The fans of the Christian-themed animated VeggieTales videos–of whom there are many, it would appear–will doubtlessly turn out in droves for this first feature based on the series. It’s a version of the biblical story of Jonah and the whale, complete with characters who are talking asparagus stalks, carrots, peas and tomatoes, featuring periodic musical numbers and strenuously repeated messages of goodness and obedience to divine commands, and nobly impressing on its young target audience the value of such virtues as compassion and mercy. Kids and parents who dote on the thirty-minute episodes may well take to this triple-length outing, with its relentlessly good intentions and ultra-clean content. Those of us unfamiliar with the series, on the other hand, may find the appearance of the movie weirdly surrealistic and wonder at the apparent success of a concept centering on talking, legless and armless grocery produce bouncing around and burbling platitudes and lowbrow jokes.
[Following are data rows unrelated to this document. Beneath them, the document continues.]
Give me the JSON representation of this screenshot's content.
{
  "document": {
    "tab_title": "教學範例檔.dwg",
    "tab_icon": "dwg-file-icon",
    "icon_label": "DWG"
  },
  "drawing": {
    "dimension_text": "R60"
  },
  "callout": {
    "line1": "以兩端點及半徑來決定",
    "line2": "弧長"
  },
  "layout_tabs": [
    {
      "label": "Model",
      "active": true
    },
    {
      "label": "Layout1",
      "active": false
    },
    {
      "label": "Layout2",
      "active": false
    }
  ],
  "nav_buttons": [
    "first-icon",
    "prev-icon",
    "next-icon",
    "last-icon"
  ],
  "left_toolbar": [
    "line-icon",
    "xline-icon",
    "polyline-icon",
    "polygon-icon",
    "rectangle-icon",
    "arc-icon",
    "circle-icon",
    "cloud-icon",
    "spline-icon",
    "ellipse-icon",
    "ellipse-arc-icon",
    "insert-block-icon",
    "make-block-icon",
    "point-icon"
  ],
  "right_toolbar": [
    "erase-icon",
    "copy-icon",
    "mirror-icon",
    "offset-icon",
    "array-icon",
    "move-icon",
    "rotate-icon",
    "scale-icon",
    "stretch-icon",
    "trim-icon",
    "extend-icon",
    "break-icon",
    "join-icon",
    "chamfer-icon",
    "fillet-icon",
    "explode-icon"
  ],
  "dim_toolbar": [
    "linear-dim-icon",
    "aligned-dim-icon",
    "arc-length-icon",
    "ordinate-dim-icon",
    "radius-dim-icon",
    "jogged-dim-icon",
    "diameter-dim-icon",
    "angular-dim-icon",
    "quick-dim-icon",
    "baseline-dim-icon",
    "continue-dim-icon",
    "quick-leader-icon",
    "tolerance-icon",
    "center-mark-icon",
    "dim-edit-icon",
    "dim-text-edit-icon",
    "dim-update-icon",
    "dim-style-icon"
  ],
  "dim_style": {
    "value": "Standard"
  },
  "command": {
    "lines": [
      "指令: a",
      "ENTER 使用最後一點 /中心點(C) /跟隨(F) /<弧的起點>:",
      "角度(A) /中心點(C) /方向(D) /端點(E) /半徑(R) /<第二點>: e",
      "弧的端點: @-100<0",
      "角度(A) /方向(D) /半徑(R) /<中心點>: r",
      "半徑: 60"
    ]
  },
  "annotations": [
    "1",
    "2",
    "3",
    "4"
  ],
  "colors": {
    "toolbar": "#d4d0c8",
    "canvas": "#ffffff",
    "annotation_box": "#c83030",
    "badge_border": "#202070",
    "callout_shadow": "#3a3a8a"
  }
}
Some may emerge from the auditorium, in fact, with a strange inclination to turn vegetarian just to guard against a possible recurrence.

The Jonah story–with a rather prissy asparagus as the prophet–forms the meat of the movie (if you’ll pardon the expression), but it’s bookended by a prologue and epilogue starring a group of characters–some veggie kids and their doofus adult chaperones–who serve as an audience for the scriptural tale. (The earlier portion features a van crash which, though intended to be humorous, might actually be a mite scary to toddlers; it is nice to note that the vegetables are all wearing their seat belts, even if they don’t have hands to steer with.) The Big Fish tale itself has an assortment of “cute” supporting figures to prop up the green protagonist (a fussy, provincial type, to tell the truth, and a stick in more ways than one). One of them–a half-worm, half-caterpillar named Khalil–is a real oddity. Presumably he’s supposed to be a sort of Arab Jiminy Cricket, but he comes across as a rather crude caricature of the money-grubbing rug salesman, and the fact that he’s the only character with a pronounced accent and a hugely bulbous nose (as opposed to the distinctly white-bread Jonah and his local audiences) might give one pause. There’s also a trio of bumbling pirates to narrate the story; they provide the few jokes that are aimed at adult viewers, though there aren’t many of those. The musical interludes don’t offer much respite, laboring as they do under heavy, repetitive lyrics and generic tunes. (One, sung by a heavenly choir, is a peculiar sort of spiritual.) It’s also notable that, with the single exception of one of the children in the wraparound segments, there isn’t a single female in the picture of any consequence. Is unisex de rigeur?

Parents of conservative Christian stripe should find “Jonah” to their taste. It’s endlessly good-natured, often cleverly animated (one shot of Jonah on a camel is like an oddball “Asparagus in Arabia”), respectful of Scripture and free of all taint of the nasty or suggestive, or even the slightly naughty (no potty jokes or vomit sequences here, thank heaven). Others, however, will be less tolerant, acknowledging the makers’ fine intentions but finding the result rather heavy-handed and, even at a mere eighty minutes, fatally overlong. They may ask, with some justification: Where’s a Vegamatic when you really need one?